Bumps, spots, and blemishes in your mouth may be harmless. But sometimes they can indicate what’s going on with your health. Infections, stress, medication problems, and even aging can all leave their mark on your tongue. Find out what your tongue is saying and when to see your doctor or dentist.
Creamy white spots can be a yeast infection (shown here). This usually happens after illness or medication upsets the balance of bacteria in your mouth. Lacy white patches could be lichen planus, which means your immune system is attacking the tissues in your mouth. If you see hard, flat, white patches that can’t be scraped off, it could be leukoplakia associated with cancer. If you see white spots, let your dentist know.
“hair” in your language
If your tongue is covered with what appears to be black, brown, or white hairs, you may have a hairy tongue. These “hairs” are proteins that turn normal, small bumps into long filaments that trap food and bacteria. It should come off when you brush or scrape your tongue. If you have hairy, white patches that can’t be shaved, it could be oral hairy leukoplakia. This can happen to people with a virus such as Epstein-Barr or HIV.
A hairy tongue may be black. But after taking an antacid with an ingredient called bismuth, your tongue may darken. For some people, it turns the tongue black when mixed with saliva. It is harmless and goes away after you stop taking the medicine.
Bright red tongue
A strawberry-red tongue can often be the first sign of Kawasaki disease, a rare and serious disease that inflames all the blood vessels in a child’s body. It is also a symptom of scarlet fever. If your red tongue is smooth and your mouth hurts, this is a sign that your body does not have enough vitamin B3.

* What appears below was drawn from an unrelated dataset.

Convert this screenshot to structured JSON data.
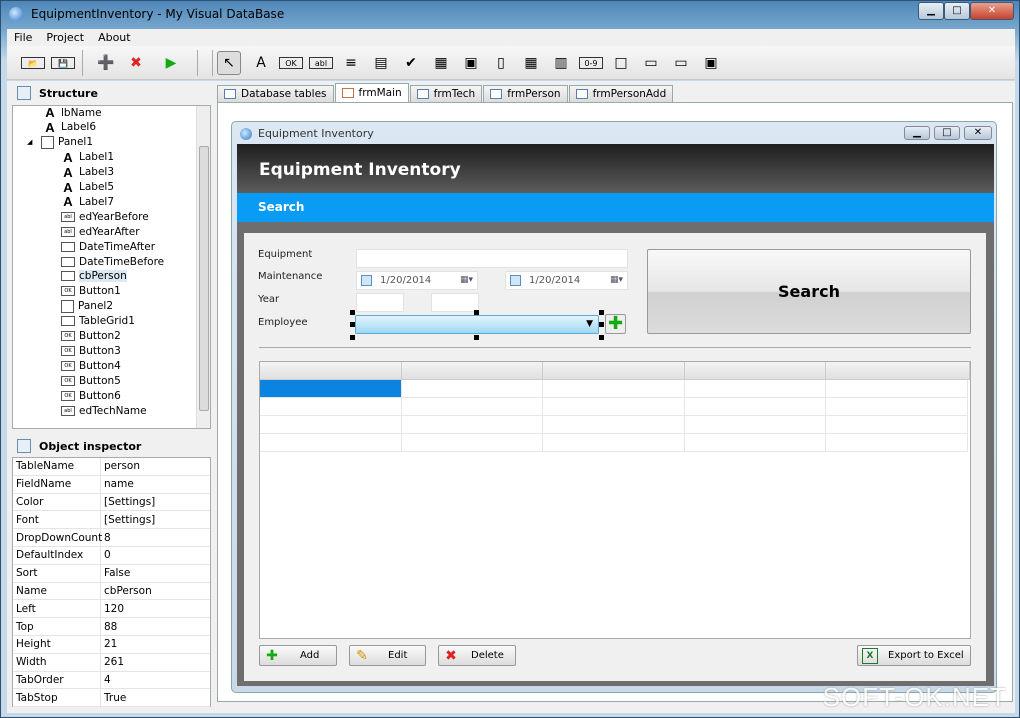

If your tongue feels burnt by hot coffee and tastes metallic or bitter, you may have burning mouth syndrome. It could be a nerve problem in your tongue. Certain medical conditions such as dry mouth, infections, acid reflux, and diabetes can also cause it. For some people, acidic foods such as pineapple, toothpaste, mouthwash, candy, and gum can cause mouth burns.
In addition, the tongue may appear glossy red without small bumps. If you don’t get enough of nutrients like iron, folic acid, and B vitamins, you can. Infections, celiac disease, or certain medications can cause it. If you have smooth spots next to convex areas, it could be geographic tongue. Spots may appear, sometimes painful and burning. It is harmless, but it can be associated with psoriasis or dandruff.